View Full Version : Gas and water in a kitched remodel

04-13-2009, 11:14 AM
I'm doing a kitchen remodel and need to add a new gas line and water line for the stove and pot filler. So far, I have 1 estimate. After recovering from the shock, I have decided to get some more estimates. Before anyone starts to worry, I AM NOT going to play with the gas or water lines myself. I would like to get more information and I'm turning to the experts for help.

The gas and water are both accessible in the attic above the kitchen. The plumber I got the estimate from was talking about having to drill holes for the copper and using flex for the gas line. My questions are:
For water in the attic, does the copper run through the joists or can it go on them?
For gas in the attic, are there any issues with using a flexible line?

I live in California - home of the earthquake building code. I realize the scope of this job but just want to have the knowledge base to help make good choices with the professional that will do the work for me.

Thanks for your help.

04-16-2009, 07:41 AM
In NY you can't run flex pipe down through walls. It needs to be steel pipe until you exit the wall. Then you can use flex pipe to hook up to the appliance.
Your local codes dictate a course of action.

04-16-2009, 12:03 PM
Thanks Ron. I've got another estimate coming today. I'll keep my fingers crossed.

04-16-2009, 03:12 PM
The flex pipe used in the walls is completely different from that used to connect from the valve outside the wall to the appliance. The installer knows the answer to your questions and should do it the proper way.

04-20-2009, 09:24 AM
Thanks HJ. Does the flex line hold up as well? This is a crawl space and occationally (hopefully never) is needed for access. I guess I'm concerned with someone crushing the line if they are working up there.

04-21-2009, 07:08 AM
IT could be crushed if the worker were heavy enough and stepped on it, but most would be smarter than that, unless they were into sabotage. IF the connections are made so they do not leak immediately, there is no reason for it to fail naturally. Staples, nails, screws, etc., can damage it, but then I also had a carpenter drive a self drilling screw through a steel pipe.

04-23-2009, 10:37 AM
Just an update.
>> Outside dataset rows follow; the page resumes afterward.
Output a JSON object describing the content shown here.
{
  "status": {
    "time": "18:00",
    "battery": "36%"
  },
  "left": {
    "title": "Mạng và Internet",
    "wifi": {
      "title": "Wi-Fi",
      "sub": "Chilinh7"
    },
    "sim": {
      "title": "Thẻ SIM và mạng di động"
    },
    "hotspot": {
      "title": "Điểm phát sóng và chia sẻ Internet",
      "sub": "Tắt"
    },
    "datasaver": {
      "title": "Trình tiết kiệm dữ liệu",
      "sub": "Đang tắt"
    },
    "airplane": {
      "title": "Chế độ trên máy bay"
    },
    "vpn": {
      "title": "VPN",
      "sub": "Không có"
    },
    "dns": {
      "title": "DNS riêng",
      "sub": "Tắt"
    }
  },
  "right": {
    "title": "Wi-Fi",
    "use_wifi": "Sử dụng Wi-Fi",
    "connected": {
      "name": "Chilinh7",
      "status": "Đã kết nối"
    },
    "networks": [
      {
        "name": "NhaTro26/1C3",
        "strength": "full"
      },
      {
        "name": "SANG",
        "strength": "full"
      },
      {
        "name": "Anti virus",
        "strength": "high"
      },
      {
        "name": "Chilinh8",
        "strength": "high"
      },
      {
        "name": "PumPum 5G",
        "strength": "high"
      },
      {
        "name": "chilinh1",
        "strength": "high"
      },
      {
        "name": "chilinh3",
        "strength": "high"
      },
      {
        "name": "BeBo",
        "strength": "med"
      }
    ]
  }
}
I got a second estimate and it is much lower (about 1/2). Both are from licensed plumbers - 1 is a big company, the other is owner/operator. I'm going to go with the owner/operator. Who knows, I may be his gopher. Thanks for the info

08-24-2009, 11:35 AM
Got the work done. It looks clean and seems to work. Hopefully the gas is in the correct place for the range (that's being delivered today). The only glitch was the plumber sat on the ceiling dry wall and made a butt shaped hole in it. That was good for a laugh and since there is so much drywall work being done anyhow, its no big deal.

They used copper for the pot filler and flex (3/4" yellow) for the gas. The copper is attached to the joists in the attic and looks pretty good for the rest.

Thanks again for all your inputs.

08-25-2009, 09:05 AM
That is probably the way I would have done it, except for the drywall damage.

08-25-2009, 09:36 AM
I would have run hard pipe .... I just don't like the idear of that flex in the walls.

Personally, if I was uncomfortable doing the work myself I would have done it anyways and THEN had a licensed plumber/pipe-fitter inspect and test it.


08-25-2009, 01:21 PM
I'm just glad he didn't charge extra for the drywall damage. As for doing it myself, I'm very comfortable with electrical, but don't want to touch anything that can leak in the walls or cause my house to explode. I'm kind of funny that way.